This class divide is most ostentatiously exemplified by Richard Kovacevich, the former CEO of one of the most predatory banks in American history, Wells Fargo, who in giving his endorsement to a get-back-to-work scheme, said, “Some may even die, I don’t know.” Doesn’t know and doesn’t care to find out, clearly. This is a guy who served on the board of Theranos, whose marketing of fraudulent blood tests was a potentially moral threat to the national health ecosystem.

It is cheering that some businessmen will have none of this. As Mark Cuban succinctly put it, “Ignore anything someone like me might say. Lives are at stake.” Bill Gates, who actually has devoted his own fortune to the amelioration of world health, implicitly called out the Cohns and Friedmans and Blankfeins, by stating without equivocation that “there really is no middle ground, and it’s very tough to say to people, ‘Hey, keep going to restaurants, go buy new houses, ignore that pile of bodies over in the corner.’” He added that “it’s very irresponsible for somebody to suggest that we can have the best of both worlds.”

These exceptions are to be applauded. But overall, the pandemic has revealed in particularly stark terms that the extreme economic inequalities unmasked by the 2008 economic collapse remain unaddressed. There’s a titanic dynamic playing out now in real time.

Celebrities and the wealthy are first in line for the lifeboats of coronavirus tests. Rupert Murdoch and his family protect their own health while profiting from a news empire that downplayed and outright disputed the threat of the coronavirus. The permanent residents of resort towns on the Eastern seaboard are being shoved aside by prematurely returning summer vacationers who are stripping shelves of food and flooding the limited local health facilities.

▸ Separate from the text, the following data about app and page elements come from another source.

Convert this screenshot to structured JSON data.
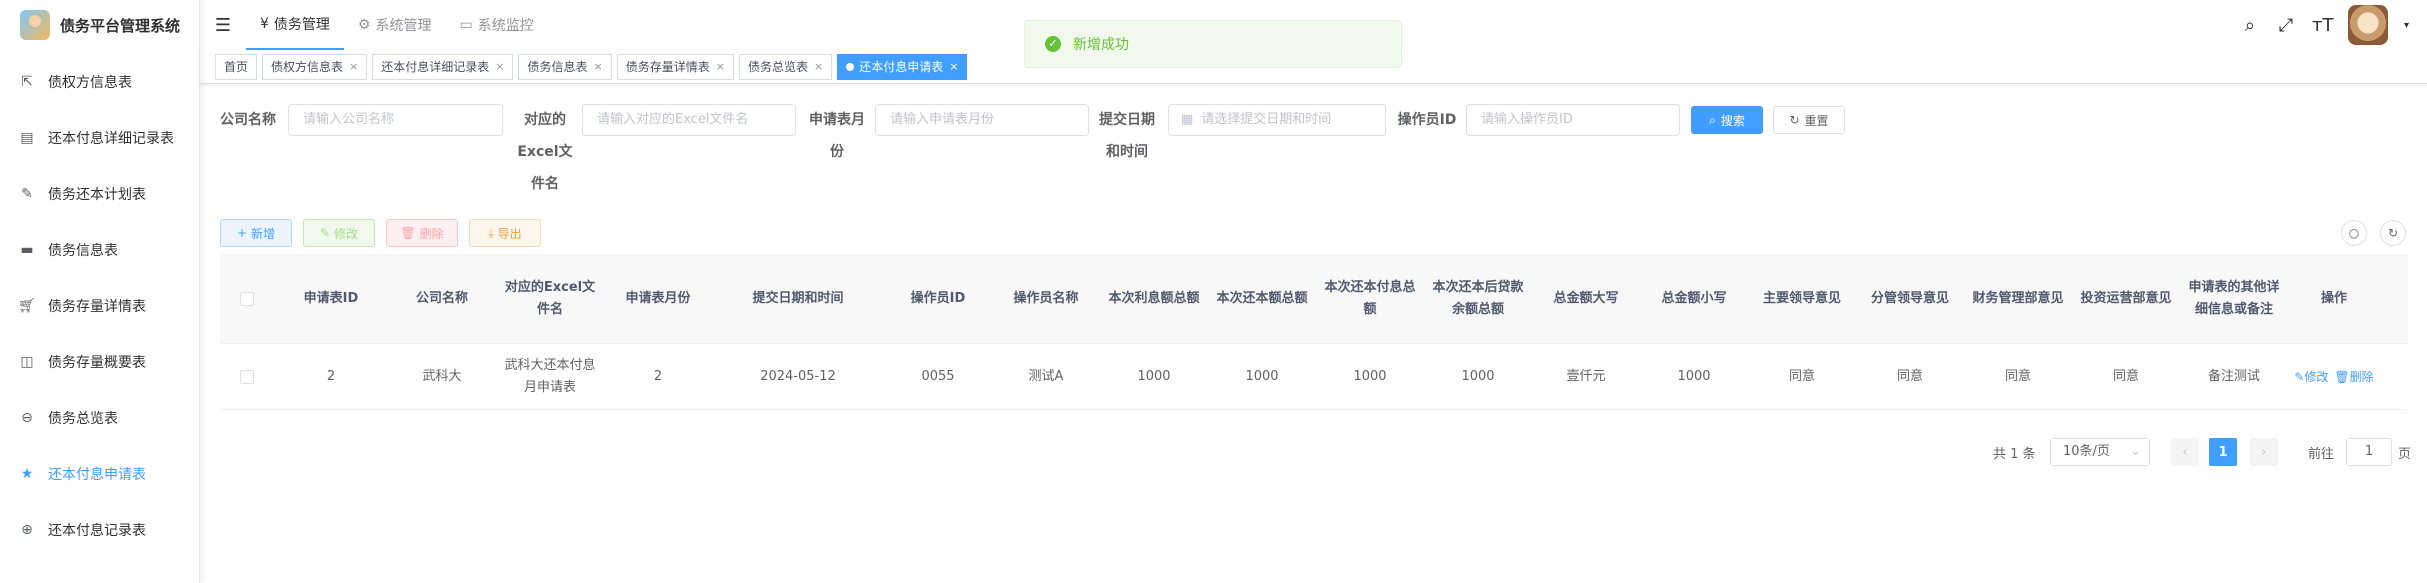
{
  "app": {
    "title": "债务平台管理系统"
  },
  "sidebar": {
    "items": [
      {
        "label": "债权方信息表",
        "icon": "share-icon"
      },
      {
        "label": "还本付息详细记录表",
        "icon": "document-icon"
      },
      {
        "label": "债务还本计划表",
        "icon": "edit-icon"
      },
      {
        "label": "债务信息表",
        "icon": "message-icon"
      },
      {
        "label": "债务存量详情表",
        "icon": "cart-icon"
      },
      {
        "label": "债务存量概要表",
        "icon": "book-icon"
      },
      {
        "label": "债务总览表",
        "icon": "minus-circle-icon"
      },
      {
        "label": "还本付息申请表",
        "icon": "star-icon",
        "active": true
      },
      {
        "label": "还本付息记录表",
        "icon": "plus-circle-icon"
      }
    ]
  },
  "topnav": {
    "items": [
      {
        "label": "债务管理",
        "icon": "yen-icon",
        "active": true
      },
      {
        "label": "系统管理",
        "icon": "gear-icon"
      },
      {
        "label": "系统监控",
        "icon": "monitor-icon"
      }
    ]
  },
  "tags": [
    {
      "label": "首页",
      "closable": false
    },
    {
      "label": "债权方信息表",
      "closable": true
    },
    {
      "label": "还本付息详细记录表",
      "closable": true
    },
    {
      "label": "债务信息表",
      "closable": true
    },
    {
      "label": "债务存量详情表",
      "closable": true
    },
    {
      "label": "债务总览表",
      "closable": true
    },
    {
      "label": "还本付息申请表",
      "closable": true,
      "active": true
    }
  ],
  "toast": {
    "message": "新增成功"
  },
  "search": {
    "company_label": "公司名称",
    "company_placeholder": "请输入公司名称",
    "excel_label_1": "对应的",
    "excel_label_2": "Excel文",
    "excel_label_3": "件名",
    "excel_placeholder": "请输入对应的Excel文件名",
    "month_label_1": "申请表月",
    "month_label_2": "份",
    "month_placeholder": "请输入申请表月份",
    "date_label_1": "提交日期",
    "date_label_2": "和时间",
    "date_placeholder": "请选择提交日期和时间",
    "operator_label": "操作员ID",
    "operator_placeholder": "请输入操作员ID",
    "search_button": "搜索",
    "reset_button": "重置"
  },
  "toolbar": {
    "add": "新增",
    "edit": "修改",
    "delete": "删除",
    "export": "导出"
  },
  "table": {
    "headers": [
      "申请表ID",
      "公司名称",
      "对应的Excel文件名",
      "申请表月份",
      "提交日期和时间",
      "操作员ID",
      "操作员名称",
      "本次利息额总额",
      "本次还本额总额",
      "本次还本付息总额",
      "本次还本后贷款余额总额",
      "总金额大写",
      "总金额小写",
      "主要领导意见",
      "分管领导意见",
      "财务管理部意见",
      "投资运营部意见",
      "申请表的其他详细信息或备注",
      "操作"
    ],
    "rows": [
      {
        "cells": [
          "2",
          "武科大",
          "武科大还本付息月申请表",
          "2",
          "2024-05-12",
          "0055",
          "测试A",
          "1000",
          "1000",
          "1000",
          "1000",
          "壹仟元",
          "1000",
          "同意",
          "同意",
          "同意",
          "同意",
          "备注测试"
        ],
        "edit": "修改",
        "delete": "删除"
      }
    ]
  },
  "pagination": {
    "total": "共 1 条",
    "page_size": "10条/页",
    "current_page": "1",
    "goto_label": "前往",
    "goto_value": "1",
    "page_suffix": "页"
  }
}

As the virus spreads from its current epicenters throughout the country, the grotesque discrepancy between the elites and the have-nots is going to make Parasite look as benign as an episode of Modern Family. The anger and despair that have fueled populism in America, even to the point of inducing voters to hand power to a charlatan like Trump, may metastasize at least as fast as the plague.